◆ Task brief: Sort through the data and copy the lines holding the word "Employee".

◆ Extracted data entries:
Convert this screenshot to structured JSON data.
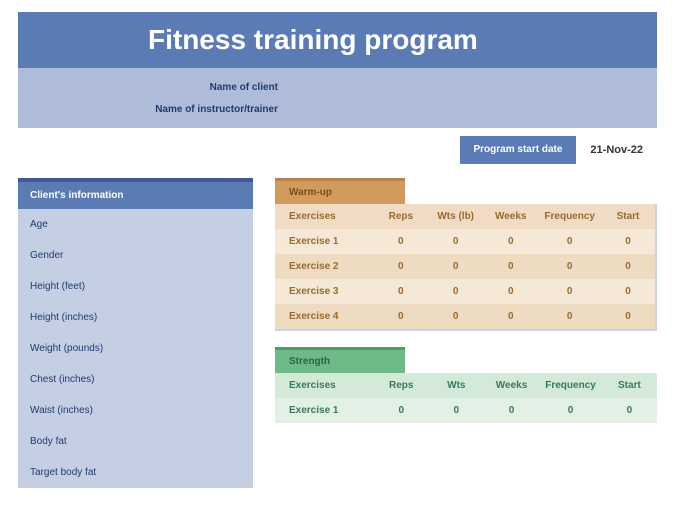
{
  "header": {
    "title": "Fitness training program",
    "client_label": "Name of client",
    "trainer_label": "Name of instructor/trainer"
  },
  "program_start": {
    "label": "Program start date",
    "value": "21-Nov-22"
  },
  "client_info": {
    "header": "Client's information",
    "rows": [
      "Age",
      "Gender",
      "Height (feet)",
      "Height (inches)",
      "Weight (pounds)",
      "Chest (inches)",
      "Waist (inches)",
      "Body fat",
      "Target body fat"
    ]
  },
  "warmup": {
    "title": "Warm-up",
    "columns": [
      "Exercises",
      "Reps",
      "Wts (lb)",
      "Weeks",
      "Frequency",
      "Start"
    ],
    "rows": [
      {
        "name": "Exercise 1",
        "vals": [
          "0",
          "0",
          "0",
          "0",
          "0"
        ]
      },
      {
        "name": "Exercise 2",
        "vals": [
          "0",
          "0",
          "0",
          "0",
          "0"
        ]
      },
      {
        "name": "Exercise 3",
        "vals": [
          "0",
          "0",
          "0",
          "0",
          "0"
        ]
      },
      {
        "name": "Exercise 4",
        "vals": [
          "0",
          "0",
          "0",
          "0",
          "0"
        ]
      }
    ]
  },
  "strength": {
    "title": "Strength",
    "columns": [
      "Exercises",
      "Reps",
      "Wts",
      "Weeks",
      "Frequency",
      "Start"
    ],
    "rows": [
      {
        "name": "Exercise 1",
        "vals": [
          "0",
          "0",
          "0",
          "0",
          "0"
        ]
      }
    ]
  }
}
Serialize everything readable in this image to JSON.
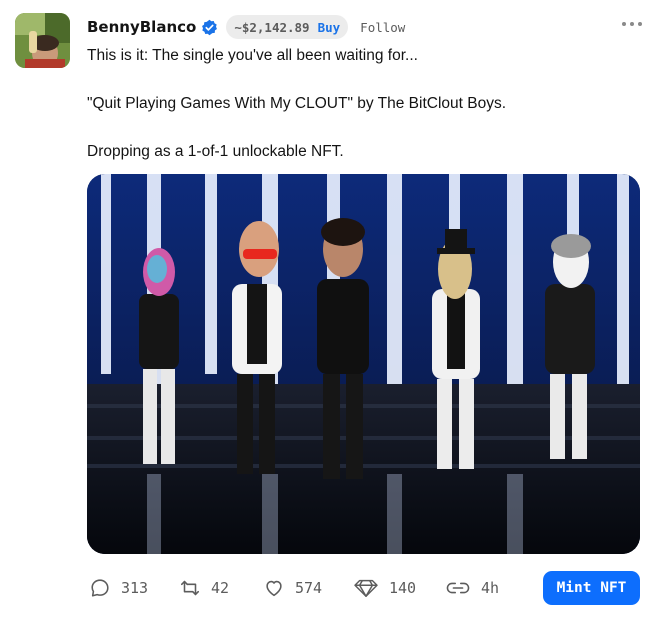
{
  "post": {
    "username": "BennyBlanco",
    "verified_icon": "verified-badge-icon",
    "price": "~$2,142.89",
    "buy_label": "Buy",
    "follow_label": "Follow",
    "more_icon": "more-horizontal-icon",
    "body_lines": [
      "This is it: The single you've all been waiting for...",
      "",
      "\"Quit Playing Games With My CLOUT\" by The BitClout Boys.",
      "",
      "Dropping as a 1-of-1 unlockable NFT."
    ]
  },
  "actions": {
    "comments": "313",
    "reposts": "42",
    "likes": "574",
    "diamonds": "140",
    "time": "4h",
    "mint_label": "Mint NFT"
  },
  "icons": {
    "comment": "comment-icon",
    "repost": "repost-icon",
    "like": "heart-icon",
    "diamond": "diamond-icon",
    "link": "link-icon"
  },
  "colors": {
    "accent": "#0d6efd",
    "verified": "#1a73e8",
    "pill_bg": "#ececec",
    "muted_text": "#5c5c5c"
  }
}
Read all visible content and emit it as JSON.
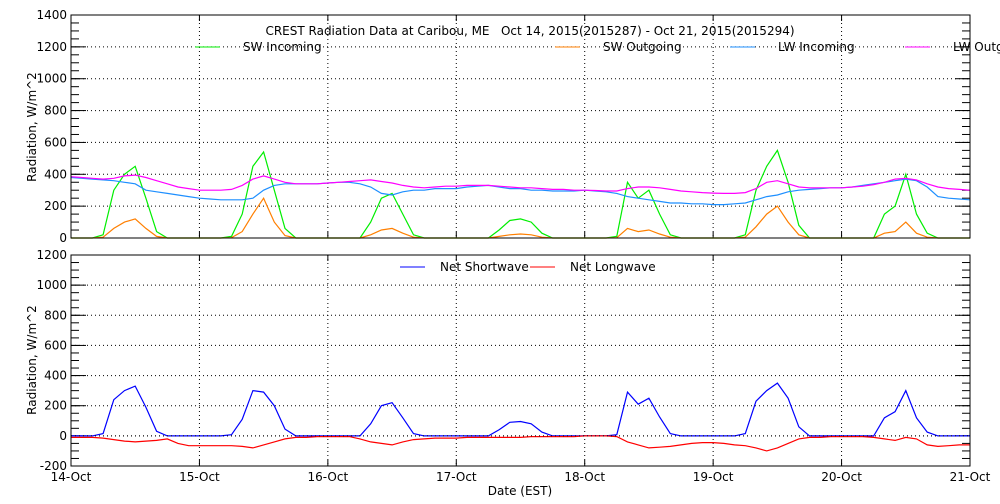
{
  "chart_data": [
    {
      "type": "line",
      "title": "CREST Radiation Data at Caribou, ME   Oct 14, 2015(2015287) - Oct 21, 2015(2015294)",
      "xlabel": "",
      "ylabel": "Radiation, W/m^2",
      "ylim": [
        0,
        1400
      ],
      "yticks": [
        "0",
        "200",
        "400",
        "600",
        "800",
        "1000",
        "1200",
        "1400"
      ],
      "x_unit": "hours since 14-Oct 00:00",
      "x_step_hours": 2,
      "legend_position": "top",
      "grid": true,
      "series": [
        {
          "name": "SW Incoming",
          "color": "#00ee00",
          "values": [
            0,
            0,
            0,
            20,
            300,
            400,
            450,
            250,
            40,
            0,
            0,
            0,
            0,
            0,
            0,
            10,
            150,
            450,
            540,
            300,
            60,
            0,
            0,
            0,
            0,
            0,
            0,
            0,
            100,
            250,
            280,
            150,
            20,
            0,
            0,
            0,
            0,
            0,
            0,
            0,
            50,
            110,
            120,
            100,
            30,
            0,
            0,
            0,
            0,
            0,
            0,
            10,
            350,
            250,
            300,
            150,
            20,
            0,
            0,
            0,
            0,
            0,
            0,
            20,
            300,
            450,
            550,
            350,
            80,
            0,
            0,
            0,
            0,
            0,
            0,
            0,
            150,
            200,
            400,
            150,
            30,
            0,
            0,
            0,
            0
          ]
        },
        {
          "name": "SW Outgoing",
          "color": "#ff7f00",
          "values": [
            0,
            0,
            0,
            5,
            60,
            100,
            120,
            60,
            10,
            0,
            0,
            0,
            0,
            0,
            0,
            2,
            40,
            150,
            250,
            100,
            15,
            0,
            0,
            0,
            0,
            0,
            0,
            0,
            20,
            50,
            60,
            30,
            5,
            0,
            0,
            0,
            0,
            0,
            0,
            0,
            10,
            20,
            25,
            20,
            5,
            0,
            0,
            0,
            0,
            0,
            0,
            2,
            60,
            40,
            50,
            25,
            5,
            0,
            0,
            0,
            0,
            0,
            0,
            5,
            70,
            150,
            200,
            100,
            20,
            0,
            0,
            0,
            0,
            0,
            0,
            0,
            30,
            40,
            100,
            30,
            5,
            0,
            0,
            0,
            0
          ]
        },
        {
          "name": "LW Incoming",
          "color": "#1e8fff",
          "values": [
            380,
            375,
            370,
            365,
            360,
            350,
            340,
            300,
            290,
            280,
            270,
            260,
            250,
            245,
            240,
            240,
            240,
            250,
            300,
            330,
            340,
            340,
            340,
            340,
            345,
            350,
            350,
            340,
            320,
            280,
            270,
            290,
            300,
            300,
            310,
            310,
            310,
            320,
            325,
            330,
            320,
            310,
            310,
            300,
            300,
            295,
            295,
            295,
            300,
            295,
            290,
            280,
            260,
            250,
            240,
            230,
            220,
            220,
            215,
            215,
            210,
            210,
            215,
            220,
            240,
            260,
            270,
            290,
            300,
            305,
            310,
            315,
            315,
            320,
            330,
            340,
            350,
            360,
            370,
            360,
            320,
            260,
            250,
            245,
            240
          ]
        },
        {
          "name": "LW Outgoing",
          "color": "#ff00ff",
          "values": [
            385,
            380,
            375,
            370,
            375,
            390,
            395,
            380,
            360,
            340,
            320,
            310,
            300,
            300,
            300,
            305,
            330,
            370,
            390,
            370,
            350,
            340,
            340,
            340,
            345,
            350,
            355,
            360,
            365,
            355,
            345,
            330,
            320,
            315,
            320,
            325,
            325,
            330,
            330,
            330,
            325,
            320,
            315,
            315,
            310,
            305,
            305,
            300,
            300,
            298,
            295,
            295,
            310,
            320,
            320,
            315,
            305,
            295,
            290,
            285,
            282,
            280,
            280,
            285,
            310,
            350,
            360,
            340,
            320,
            315,
            315,
            315,
            315,
            320,
            325,
            335,
            350,
            370,
            375,
            365,
            340,
            320,
            310,
            305,
            300
          ]
        }
      ]
    },
    {
      "type": "line",
      "xlabel": "Date (EST)",
      "ylabel": "Radiation, W/m^2",
      "ylim": [
        -200,
        1200
      ],
      "yticks": [
        "-200",
        "0",
        "200",
        "400",
        "600",
        "800",
        "1000",
        "1200"
      ],
      "xticks": [
        "14-Oct",
        "15-Oct",
        "16-Oct",
        "17-Oct",
        "18-Oct",
        "19-Oct",
        "20-Oct",
        "21-Oct"
      ],
      "x_unit": "hours since 14-Oct 00:00",
      "x_step_hours": 2,
      "legend_position": "top",
      "grid": true,
      "series": [
        {
          "name": "Net Shortwave",
          "color": "#0000ff",
          "values": [
            0,
            0,
            0,
            15,
            240,
            300,
            330,
            190,
            30,
            0,
            0,
            0,
            0,
            0,
            0,
            8,
            110,
            300,
            290,
            200,
            45,
            0,
            0,
            0,
            0,
            0,
            0,
            0,
            80,
            200,
            220,
            120,
            15,
            0,
            0,
            0,
            0,
            0,
            0,
            0,
            40,
            90,
            95,
            80,
            25,
            0,
            0,
            0,
            0,
            0,
            0,
            8,
            290,
            210,
            250,
            125,
            15,
            0,
            0,
            0,
            0,
            0,
            0,
            15,
            230,
            300,
            350,
            250,
            60,
            0,
            0,
            0,
            0,
            0,
            0,
            0,
            120,
            160,
            300,
            120,
            25,
            0,
            0,
            0,
            0
          ]
        },
        {
          "name": "Net Longwave",
          "color": "#ff0000",
          "values": [
            -10,
            -10,
            -10,
            -15,
            -25,
            -35,
            -40,
            -35,
            -30,
            -20,
            -50,
            -65,
            -65,
            -65,
            -65,
            -65,
            -70,
            -80,
            -60,
            -40,
            -20,
            -10,
            -10,
            -5,
            -5,
            -5,
            -5,
            -20,
            -40,
            -50,
            -60,
            -40,
            -25,
            -20,
            -15,
            -15,
            -15,
            -10,
            -10,
            -10,
            -10,
            -10,
            -10,
            -5,
            -5,
            -5,
            -5,
            -5,
            0,
            0,
            0,
            -5,
            -40,
            -60,
            -80,
            -75,
            -70,
            -60,
            -50,
            -45,
            -45,
            -50,
            -60,
            -65,
            -80,
            -100,
            -80,
            -50,
            -20,
            -10,
            -10,
            -5,
            -5,
            -5,
            -5,
            -10,
            -20,
            -30,
            -10,
            -20,
            -60,
            -70,
            -65,
            -60,
            -60
          ]
        }
      ]
    }
  ]
}
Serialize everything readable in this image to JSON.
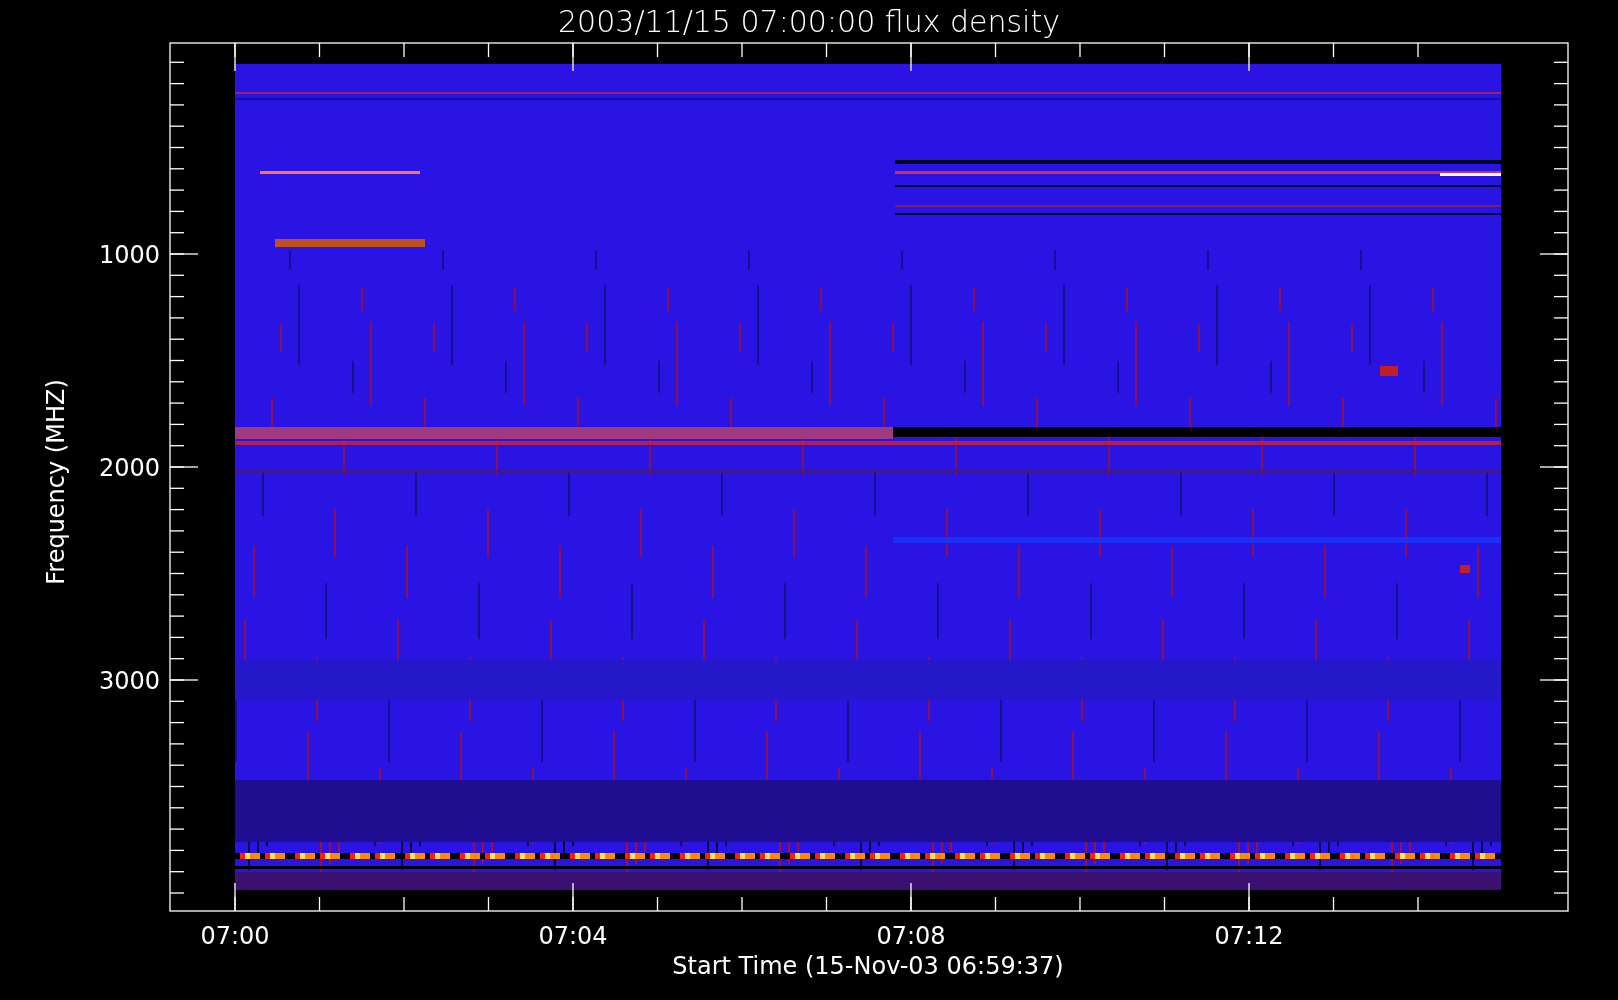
{
  "title": "2003/11/15 07:00:00 flux density",
  "y_axis": {
    "label": "Frequency (MHZ)",
    "ticks": [
      "1000",
      "2000",
      "3000"
    ]
  },
  "x_axis": {
    "label": "Start Time (15-Nov-03 06:59:37)",
    "ticks": [
      "07:00",
      "07:04",
      "07:08",
      "07:12"
    ]
  }
}
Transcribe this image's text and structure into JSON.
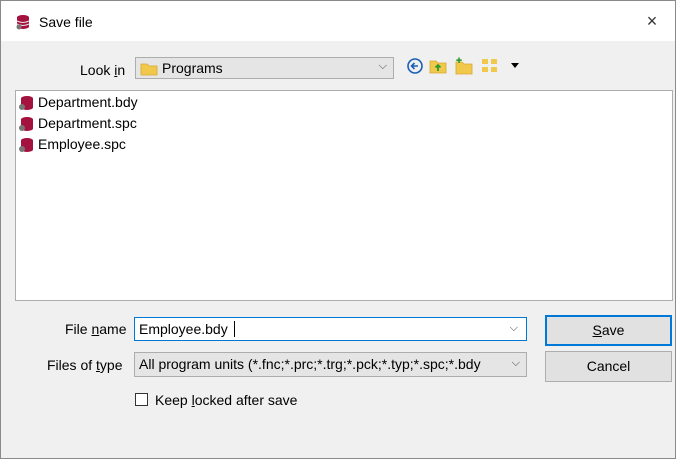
{
  "window": {
    "title": "Save file",
    "close_glyph": "×",
    "title_icon": "database-icon"
  },
  "look_in": {
    "label_pre": "Look ",
    "label_accel": "i",
    "label_post": "n",
    "value": "Programs",
    "folder_icon": "folder-icon",
    "arrow": "⌵"
  },
  "toolbar": {
    "icons": [
      "back-icon",
      "up-folder-icon",
      "new-folder-icon",
      "view-menu-icon",
      "chevron-down-icon"
    ]
  },
  "files": [
    {
      "name": "Department.bdy",
      "icon": "database-icon"
    },
    {
      "name": "Department.spc",
      "icon": "database-icon"
    },
    {
      "name": "Employee.spc",
      "icon": "database-icon"
    }
  ],
  "file_name": {
    "label_pre": "File ",
    "label_accel": "n",
    "label_post": "ame",
    "value": "Employee.bdy",
    "arrow": "⌵"
  },
  "files_of_type": {
    "label_pre": "Files of ",
    "label_accel": "t",
    "label_post": "ype",
    "value": "All program units (*.fnc;*.prc;*.trg;*.pck;*.typ;*.spc;*.bdy",
    "arrow": "⌵"
  },
  "buttons": {
    "save_accel": "S",
    "save_rest": "ave",
    "cancel": "Cancel"
  },
  "keep_locked": {
    "pre": "Keep ",
    "accel": "l",
    "post": "ocked after save",
    "checked": false
  },
  "colors": {
    "db_icon": "#a4123f",
    "accent": "#0078d7",
    "folder": "#f0c94c"
  }
}
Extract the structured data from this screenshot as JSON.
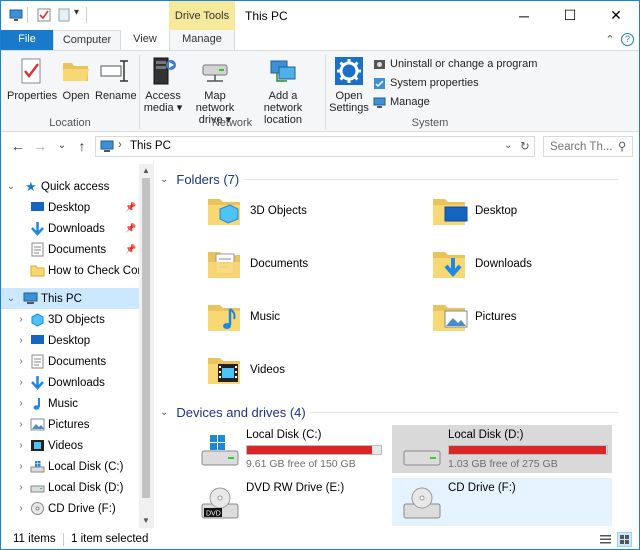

◆ Task answer:
      "name": "Employee.spc",
    "value": "Employee.bdy",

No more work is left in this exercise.